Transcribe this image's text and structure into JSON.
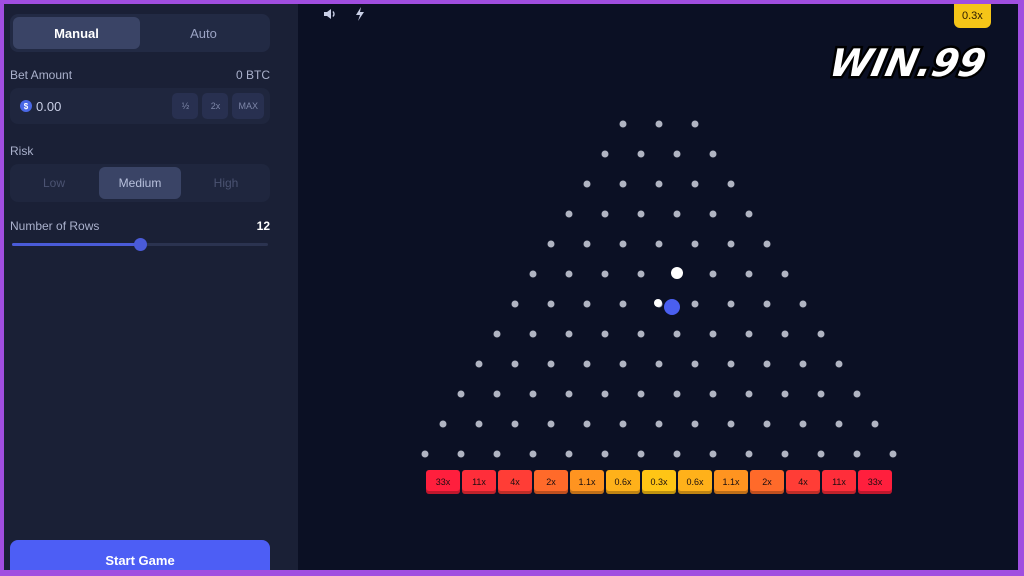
{
  "controls": {
    "mode_tabs": [
      "Manual",
      "Auto"
    ],
    "active_mode": "Manual",
    "bet_amount_label": "Bet Amount",
    "bet_amount_currency_value": "0 BTC",
    "bet_value": "0.00",
    "coin_symbol": "$",
    "bet_buttons": [
      "½",
      "2x",
      "MAX"
    ],
    "risk_label": "Risk",
    "risk_options": [
      "Low",
      "Medium",
      "High"
    ],
    "active_risk": "Medium",
    "rows_label": "Number of Rows",
    "rows_value": "12",
    "rows_slider_fraction": 0.5,
    "start_label": "Start Game"
  },
  "top_bar": {
    "icons": [
      "speaker-icon",
      "lightning-icon"
    ],
    "last_result": "0.3x"
  },
  "logo": {
    "text": "WIN.99"
  },
  "board": {
    "rows": 12,
    "multipliers": [
      "33x",
      "11x",
      "4x",
      "2x",
      "1.1x",
      "0.6x",
      "0.3x",
      "0.6x",
      "1.1x",
      "2x",
      "4x",
      "11x",
      "33x"
    ],
    "slot_colors": [
      "#ff1f3d",
      "#ff2e3a",
      "#ff3d36",
      "#ff6a2a",
      "#ff9420",
      "#ffb11a",
      "#ffc515",
      "#ffb11a",
      "#ff9420",
      "#ff6a2a",
      "#ff3d36",
      "#ff2e3a",
      "#ff1f3d"
    ]
  },
  "colors": {
    "accent": "#4d5ef5",
    "badge": "#f5c518",
    "background": "#0b1024"
  }
}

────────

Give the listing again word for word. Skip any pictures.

Transcribe this image's text and structure into JSON.
{
  "controls": {
    "mode_tabs": [
      "Manual",
      "Auto"
    ],
    "active_mode": "Manual",
    "bet_amount_label": "Bet Amount",
    "bet_amount_currency_value": "0 BTC",
    "bet_value": "0.00",
    "coin_symbol": "$",
    "bet_buttons": [
      "½",
      "2x",
      "MAX"
    ],
    "risk_label": "Risk",
    "risk_options": [
      "Low",
      "Medium",
      "High"
    ],
    "active_risk": "Medium",
    "rows_label": "Number of Rows",
    "rows_value": "12",
    "rows_slider_fraction": 0.5,
    "start_label": "Start Game"
  },
  "top_bar": {
    "icons": [
      "speaker-icon",
      "lightning-icon"
    ],
    "last_result": "0.3x"
  },
  "logo": {
    "text": "WIN.99"
  },
  "board": {
    "rows": 12,
    "multipliers": [
      "33x",
      "11x",
      "4x",
      "2x",
      "1.1x",
      "0.6x",
      "0.3x",
      "0.6x",
      "1.1x",
      "2x",
      "4x",
      "11x",
      "33x"
    ],
    "slot_colors": [
      "#ff1f3d",
      "#ff2e3a",
      "#ff3d36",
      "#ff6a2a",
      "#ff9420",
      "#ffb11a",
      "#ffc515",
      "#ffb11a",
      "#ff9420",
      "#ff6a2a",
      "#ff3d36",
      "#ff2e3a",
      "#ff1f3d"
    ]
  },
  "colors": {
    "accent": "#4d5ef5",
    "badge": "#f5c518",
    "background": "#0b1024"
  }
}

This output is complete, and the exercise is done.